(Web page and app entries)
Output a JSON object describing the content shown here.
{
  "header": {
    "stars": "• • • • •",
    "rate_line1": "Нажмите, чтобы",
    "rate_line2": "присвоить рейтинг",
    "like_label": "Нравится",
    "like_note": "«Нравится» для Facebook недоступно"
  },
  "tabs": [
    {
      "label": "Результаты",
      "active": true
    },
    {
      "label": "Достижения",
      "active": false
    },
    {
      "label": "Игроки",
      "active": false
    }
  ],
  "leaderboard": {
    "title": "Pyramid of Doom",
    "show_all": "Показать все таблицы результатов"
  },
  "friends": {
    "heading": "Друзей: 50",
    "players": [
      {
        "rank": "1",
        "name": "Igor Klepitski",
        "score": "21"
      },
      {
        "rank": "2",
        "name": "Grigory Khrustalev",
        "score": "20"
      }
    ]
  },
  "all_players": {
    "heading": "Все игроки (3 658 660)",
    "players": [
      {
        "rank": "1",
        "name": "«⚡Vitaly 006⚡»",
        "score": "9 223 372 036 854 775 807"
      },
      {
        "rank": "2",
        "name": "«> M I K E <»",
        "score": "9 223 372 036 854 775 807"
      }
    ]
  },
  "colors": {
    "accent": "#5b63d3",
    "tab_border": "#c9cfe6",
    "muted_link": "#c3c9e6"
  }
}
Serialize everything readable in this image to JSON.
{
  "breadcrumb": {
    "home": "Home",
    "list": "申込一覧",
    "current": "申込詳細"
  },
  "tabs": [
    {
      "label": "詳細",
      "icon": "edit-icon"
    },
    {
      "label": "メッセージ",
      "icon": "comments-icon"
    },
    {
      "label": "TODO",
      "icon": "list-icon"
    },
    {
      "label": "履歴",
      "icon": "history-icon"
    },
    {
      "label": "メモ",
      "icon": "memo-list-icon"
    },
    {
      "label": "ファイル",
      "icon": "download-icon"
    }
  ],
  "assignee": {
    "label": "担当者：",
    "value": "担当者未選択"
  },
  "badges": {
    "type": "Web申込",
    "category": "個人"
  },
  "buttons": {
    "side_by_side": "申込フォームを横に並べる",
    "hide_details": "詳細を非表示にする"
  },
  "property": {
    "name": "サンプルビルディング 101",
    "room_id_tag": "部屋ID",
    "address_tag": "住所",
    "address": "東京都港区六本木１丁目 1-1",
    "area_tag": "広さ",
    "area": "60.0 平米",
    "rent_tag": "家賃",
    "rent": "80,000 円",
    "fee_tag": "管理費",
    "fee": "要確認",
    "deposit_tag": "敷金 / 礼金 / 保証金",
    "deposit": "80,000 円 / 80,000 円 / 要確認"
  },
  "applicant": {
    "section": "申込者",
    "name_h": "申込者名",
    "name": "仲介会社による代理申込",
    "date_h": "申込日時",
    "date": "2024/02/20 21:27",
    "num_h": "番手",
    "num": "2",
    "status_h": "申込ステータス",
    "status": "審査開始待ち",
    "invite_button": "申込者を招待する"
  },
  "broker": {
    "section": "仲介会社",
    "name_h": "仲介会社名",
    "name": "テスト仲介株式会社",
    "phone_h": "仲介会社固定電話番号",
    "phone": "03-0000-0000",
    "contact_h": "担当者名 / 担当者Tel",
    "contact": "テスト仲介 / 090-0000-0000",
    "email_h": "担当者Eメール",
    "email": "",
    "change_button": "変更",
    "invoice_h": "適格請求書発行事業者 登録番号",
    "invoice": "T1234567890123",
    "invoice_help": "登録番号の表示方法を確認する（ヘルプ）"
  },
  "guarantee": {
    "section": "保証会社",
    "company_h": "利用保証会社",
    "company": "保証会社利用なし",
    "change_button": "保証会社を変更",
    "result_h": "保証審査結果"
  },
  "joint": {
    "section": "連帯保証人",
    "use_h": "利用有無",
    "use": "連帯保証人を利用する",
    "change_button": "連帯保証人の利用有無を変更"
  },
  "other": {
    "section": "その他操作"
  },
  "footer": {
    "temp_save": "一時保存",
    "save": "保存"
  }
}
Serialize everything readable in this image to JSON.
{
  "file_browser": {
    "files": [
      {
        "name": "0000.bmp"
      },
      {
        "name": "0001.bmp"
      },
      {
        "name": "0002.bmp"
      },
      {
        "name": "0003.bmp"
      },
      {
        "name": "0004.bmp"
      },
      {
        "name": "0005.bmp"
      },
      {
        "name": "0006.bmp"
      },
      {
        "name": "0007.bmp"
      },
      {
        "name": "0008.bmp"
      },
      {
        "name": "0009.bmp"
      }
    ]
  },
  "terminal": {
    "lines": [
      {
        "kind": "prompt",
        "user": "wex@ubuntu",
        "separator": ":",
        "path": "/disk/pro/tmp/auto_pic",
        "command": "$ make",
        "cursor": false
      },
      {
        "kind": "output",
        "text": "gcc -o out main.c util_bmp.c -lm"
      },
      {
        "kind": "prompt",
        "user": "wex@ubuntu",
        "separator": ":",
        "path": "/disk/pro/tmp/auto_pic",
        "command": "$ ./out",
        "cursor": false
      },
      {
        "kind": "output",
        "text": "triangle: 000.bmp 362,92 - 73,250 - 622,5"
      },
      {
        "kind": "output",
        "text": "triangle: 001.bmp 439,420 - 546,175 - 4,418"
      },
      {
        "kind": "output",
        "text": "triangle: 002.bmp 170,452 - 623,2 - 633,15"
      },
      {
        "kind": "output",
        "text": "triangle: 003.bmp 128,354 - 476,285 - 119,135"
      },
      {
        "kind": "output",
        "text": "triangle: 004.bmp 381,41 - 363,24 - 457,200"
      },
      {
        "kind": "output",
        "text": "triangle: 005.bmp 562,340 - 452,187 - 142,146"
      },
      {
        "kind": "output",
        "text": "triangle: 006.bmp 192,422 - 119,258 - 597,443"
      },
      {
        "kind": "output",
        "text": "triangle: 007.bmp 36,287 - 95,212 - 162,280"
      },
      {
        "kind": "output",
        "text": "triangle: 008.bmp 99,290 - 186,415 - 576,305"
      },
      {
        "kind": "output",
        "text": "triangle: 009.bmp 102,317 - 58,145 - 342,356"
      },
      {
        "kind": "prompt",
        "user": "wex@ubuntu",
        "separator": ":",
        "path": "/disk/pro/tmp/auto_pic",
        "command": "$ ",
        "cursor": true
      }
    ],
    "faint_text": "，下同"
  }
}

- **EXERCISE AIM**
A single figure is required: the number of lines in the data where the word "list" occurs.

- **SOLUTION**
3